Choosing the right probate trust

When valuing the estate for probate purposes you must include everything that was owned, by the deceased, immediately before death.  This would not include failed gifts or assets held in trust for the deceased both of which would be included for inheritance tax purposes.

Clients face a choice between two options when using a probate trust to speed up the distribution of assets after a death – should they use a bare probate trust or a discretionary probate trust?

Under both the client can still receive benefits from the policy (withdrawals or partial surrenders).  However on death the family does not have to wait for the formalities of probate to be completed, provided that there is at least one surviving trustee and the value is not included in the estate for probate purposes. 

Probate Discretionary Trust

Assessing whether inheritance tax entry charges, periodic charges every ten years and exit charges apply, as well as the annoyance of sending in forms even if no tax is payable, is a probate discretionary trust worth it?

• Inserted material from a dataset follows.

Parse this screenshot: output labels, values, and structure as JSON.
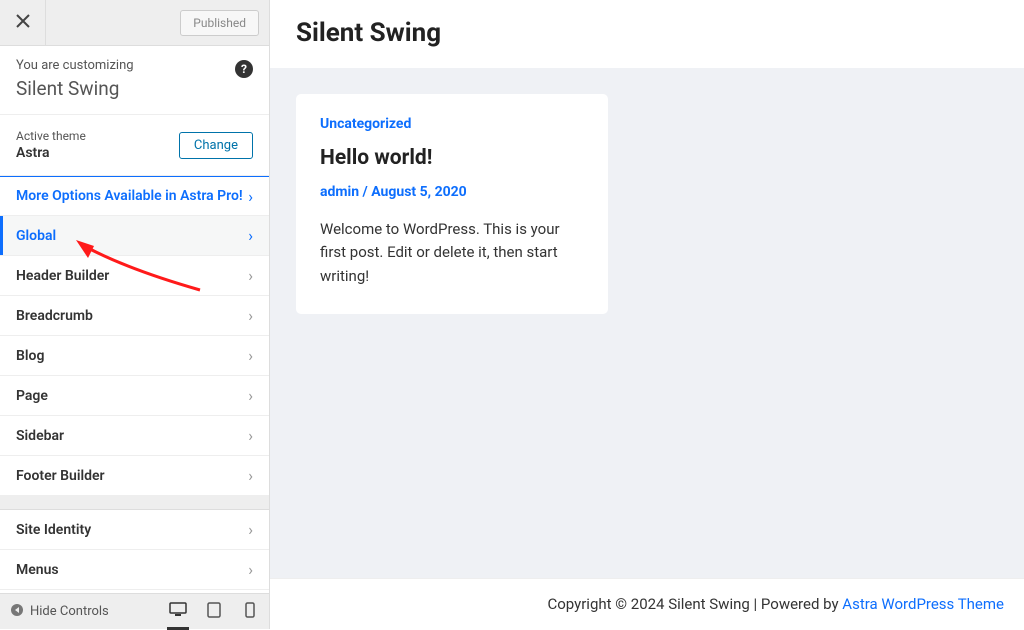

A transfer into a probate discretionary trust will be a chargeable lifetime transfer (CLT). This will create an entry charge if the value of the gift, when added to any other CLTs made in the previous seven years, exceeds the current nil rate band (£325,000).

On each and every tenth anniversary the trustees will need to assess whether a periodic charge is payable. A periodic charge will be payable if the value of the trust plus distributions to beneficiaries in the previous ten years exceeds the trust’s available nil rate band. If the value of the bond is within the available nil rate band no periodic charge would be payable but the trustees still need to follow their ongoing administration duties and complete paperwork where required.

With a probate discretionary trust there can be a wide range of potential beneficiaries as well as the settlor. As the settlor is a potential beneficiary, this will be a gift with reservation. The value of the bond will be in the settlor’s estate for inheritance tax purposes at the time of death, but there is the potential to benefit from the double charge relief.

As the settlor is not the sole beneficiary, under the probate discretionary trust the trustees also have the authority, and the discretion, to make payments to the intended beneficiaries of the trust, without any need for probate.